While fees aren’t the sole determinant of investor outcomes, advisors and investors typically gravitate toward cost-effective products. However, there are other ways for issuers to lower investors, namely eliminating trading commissions, which can provide a significant boost to investors of all stripes.
T. Rowe Price is doing just that, announcing that it’s actively managed ETFs are migrating to some commission-free platforms.
Last week, the fund issuer said its “four newly debuted active equity exchange-traded funds (ETFs) commission free on several major custodial platforms, including E*TRADE, Fidelity Brokerage Platform, BNY Mellon | Pershing FundVest ETF Platform, Schwab ETF Platform, and Vanguard Brokerage Platform.”
Some market observers believe that investors need to go beyond relying on past performance or buying the cheapest ETF. They are now incorporating a more forensic approach that could dig deeper into company fundamentals.
T. Rowe Price Slashing Investment Costs
“T. Rowe Price launched four active equity ETFs on August 5, 2020: T. Rowe Price Blue Chip Growth ETF (Ticker: TCHP), T. Rowe Price Dividend Growth ETF (Ticker: TDVG), T. Rowe Price Equity Income ETF, and T. Rowe Price Growth Stock ETF (Ticker: TGRW),” according to the issuer. “Each is constructed similarly to a corresponding investment strategy that has served T. Rowe Price clients for decades and is characterized by rigorous securities research, risk awareness, and independent investment decision making by the same experienced portfolio manager as its mutual fund counterpart. The funds offer typical ETF features, including tax efficiency, intraday trading, and real-time market determined pricing.”

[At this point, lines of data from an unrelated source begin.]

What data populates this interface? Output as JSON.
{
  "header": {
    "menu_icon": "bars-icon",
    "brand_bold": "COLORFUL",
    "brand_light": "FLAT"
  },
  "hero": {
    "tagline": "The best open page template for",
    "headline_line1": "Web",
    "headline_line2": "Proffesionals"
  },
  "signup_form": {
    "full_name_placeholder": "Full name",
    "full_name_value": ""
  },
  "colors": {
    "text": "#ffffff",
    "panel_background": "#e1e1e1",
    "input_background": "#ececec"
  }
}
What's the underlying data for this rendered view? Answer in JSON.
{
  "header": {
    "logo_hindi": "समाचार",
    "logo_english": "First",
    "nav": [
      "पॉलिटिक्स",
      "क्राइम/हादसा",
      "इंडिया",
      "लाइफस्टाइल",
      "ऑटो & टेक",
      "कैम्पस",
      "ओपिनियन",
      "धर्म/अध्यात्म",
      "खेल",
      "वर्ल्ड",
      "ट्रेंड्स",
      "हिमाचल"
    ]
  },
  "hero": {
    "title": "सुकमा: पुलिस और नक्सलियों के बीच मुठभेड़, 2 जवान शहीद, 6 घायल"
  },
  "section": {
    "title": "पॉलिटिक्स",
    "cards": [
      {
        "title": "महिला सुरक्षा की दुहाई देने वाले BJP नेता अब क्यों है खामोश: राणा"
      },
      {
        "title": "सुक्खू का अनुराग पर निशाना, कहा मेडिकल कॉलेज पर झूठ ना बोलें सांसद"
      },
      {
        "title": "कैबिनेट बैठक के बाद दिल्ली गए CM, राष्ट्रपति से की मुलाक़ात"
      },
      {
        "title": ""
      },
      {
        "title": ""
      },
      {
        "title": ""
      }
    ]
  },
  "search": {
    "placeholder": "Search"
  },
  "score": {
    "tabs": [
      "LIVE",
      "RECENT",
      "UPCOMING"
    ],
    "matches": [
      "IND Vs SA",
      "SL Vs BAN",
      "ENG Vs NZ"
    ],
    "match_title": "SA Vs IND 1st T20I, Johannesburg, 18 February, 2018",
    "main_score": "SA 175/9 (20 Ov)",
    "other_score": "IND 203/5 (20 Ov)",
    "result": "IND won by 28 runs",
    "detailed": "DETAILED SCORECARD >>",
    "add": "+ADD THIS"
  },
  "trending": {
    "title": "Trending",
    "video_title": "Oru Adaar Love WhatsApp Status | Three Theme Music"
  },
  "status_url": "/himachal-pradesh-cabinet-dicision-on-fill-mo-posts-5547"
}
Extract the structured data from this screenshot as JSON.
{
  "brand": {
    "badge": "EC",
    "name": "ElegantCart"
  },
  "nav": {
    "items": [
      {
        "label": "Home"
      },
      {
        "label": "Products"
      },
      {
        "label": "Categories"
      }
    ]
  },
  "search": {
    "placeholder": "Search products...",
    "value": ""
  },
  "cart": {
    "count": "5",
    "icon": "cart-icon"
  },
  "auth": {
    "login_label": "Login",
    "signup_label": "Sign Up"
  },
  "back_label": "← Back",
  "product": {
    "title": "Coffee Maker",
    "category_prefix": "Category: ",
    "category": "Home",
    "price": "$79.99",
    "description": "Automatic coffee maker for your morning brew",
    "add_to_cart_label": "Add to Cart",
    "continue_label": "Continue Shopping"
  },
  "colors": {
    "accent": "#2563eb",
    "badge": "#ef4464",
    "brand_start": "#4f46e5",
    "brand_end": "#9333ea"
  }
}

As just one example, TDVG’s emphasis on dividend growers is particularly relevant in today’s market environment. Dividend-growing companies are also high quality names. Steady dividend payouts have also helped produce improved risked-adjusted returns over time.
The high-quality focus may also help dividend growers outperform or do less poorly than the broader markets during weaker periods.
Dividends have added significantly to returns over time, contributing approximately 32% of the S&P 500’s total return since 1960. During the return-challenged 1970s, dividends made up nearly three-quarters of S&P 500 returns – while investors earned a cumulative total return of 77% from the S&P 500 in that decade, 60% of that 77% was from dividends.
TDVG seeks dividend income and long-term capital growth by investing the majority of its assets in the common stocks of dividend-paying companies expected to increase their dividends over time.